Ritual slaughter of animals excluded from new regulations

By Kieron Wood

killing of animals by Muslims and Jews is to be excluded from a new
European Commission animal welfare regulation dealing with conditions
for slaughtering animals.

Six of the 35s laughter plants
currently approved by the Department of Agriculture, Fisheries and Food
provide ritual slaughter techniques.

Animals which are ritually
slaughtered are not stunned beforehand, but have their throats cut
while fully conscious. Orthodox Jews and Muslims are not permitted to
eat meat unless it is kosher or halal.

‘‘As freedom of religion
is enshrined in the Charter of Fundamental Rights and also considered
in the protocol on the protection and welfare of animals annexed to the
treaty, that takes precedence in this particular case,” said a Dublin
spokeswoman for the commission.
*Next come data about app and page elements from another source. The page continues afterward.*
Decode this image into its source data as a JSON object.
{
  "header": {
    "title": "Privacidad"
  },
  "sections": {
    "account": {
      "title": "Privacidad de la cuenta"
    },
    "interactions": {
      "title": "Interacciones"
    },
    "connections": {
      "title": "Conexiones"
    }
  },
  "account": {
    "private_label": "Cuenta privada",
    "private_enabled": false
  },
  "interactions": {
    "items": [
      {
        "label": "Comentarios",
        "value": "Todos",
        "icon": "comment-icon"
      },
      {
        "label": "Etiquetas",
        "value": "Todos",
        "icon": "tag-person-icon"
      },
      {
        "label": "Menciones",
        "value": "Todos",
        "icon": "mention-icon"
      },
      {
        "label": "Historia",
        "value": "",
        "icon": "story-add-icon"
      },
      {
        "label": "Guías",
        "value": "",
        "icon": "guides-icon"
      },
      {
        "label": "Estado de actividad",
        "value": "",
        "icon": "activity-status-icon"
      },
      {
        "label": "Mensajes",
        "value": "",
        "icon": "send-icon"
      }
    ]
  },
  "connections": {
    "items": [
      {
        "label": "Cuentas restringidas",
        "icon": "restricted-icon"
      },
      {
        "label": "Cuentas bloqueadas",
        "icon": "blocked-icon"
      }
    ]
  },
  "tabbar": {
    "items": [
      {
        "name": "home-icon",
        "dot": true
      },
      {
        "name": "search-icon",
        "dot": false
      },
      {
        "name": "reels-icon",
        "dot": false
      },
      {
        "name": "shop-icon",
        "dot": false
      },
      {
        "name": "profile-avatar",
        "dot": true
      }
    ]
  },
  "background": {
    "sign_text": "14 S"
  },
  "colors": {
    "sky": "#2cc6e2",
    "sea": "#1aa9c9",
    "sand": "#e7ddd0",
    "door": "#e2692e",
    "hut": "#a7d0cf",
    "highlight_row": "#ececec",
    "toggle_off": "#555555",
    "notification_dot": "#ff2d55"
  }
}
A spokesman for the Department of Agriculture said
the number of animals slaughtered using these methods varied greatly
from month to month. ‘‘Orders are usually made on a batch basis,
depending on the customers’ requirements,” he said.

The European
Commission began a research project two years ago on issues relating to
religious slaughter. The project is due to end in October 2009, with
proposals to reconcile the demand for religiously-slaughtered meat with
requirements of animal welfare.

The regulation adopted by the
commission will bring existing rules into line with food hygiene
regulations. It will also require regular monitoring of stunning
equipment, to ensure that stunned animals do not regain consciousness
before being killed.

The regulation now has to be approved by the European Parliament.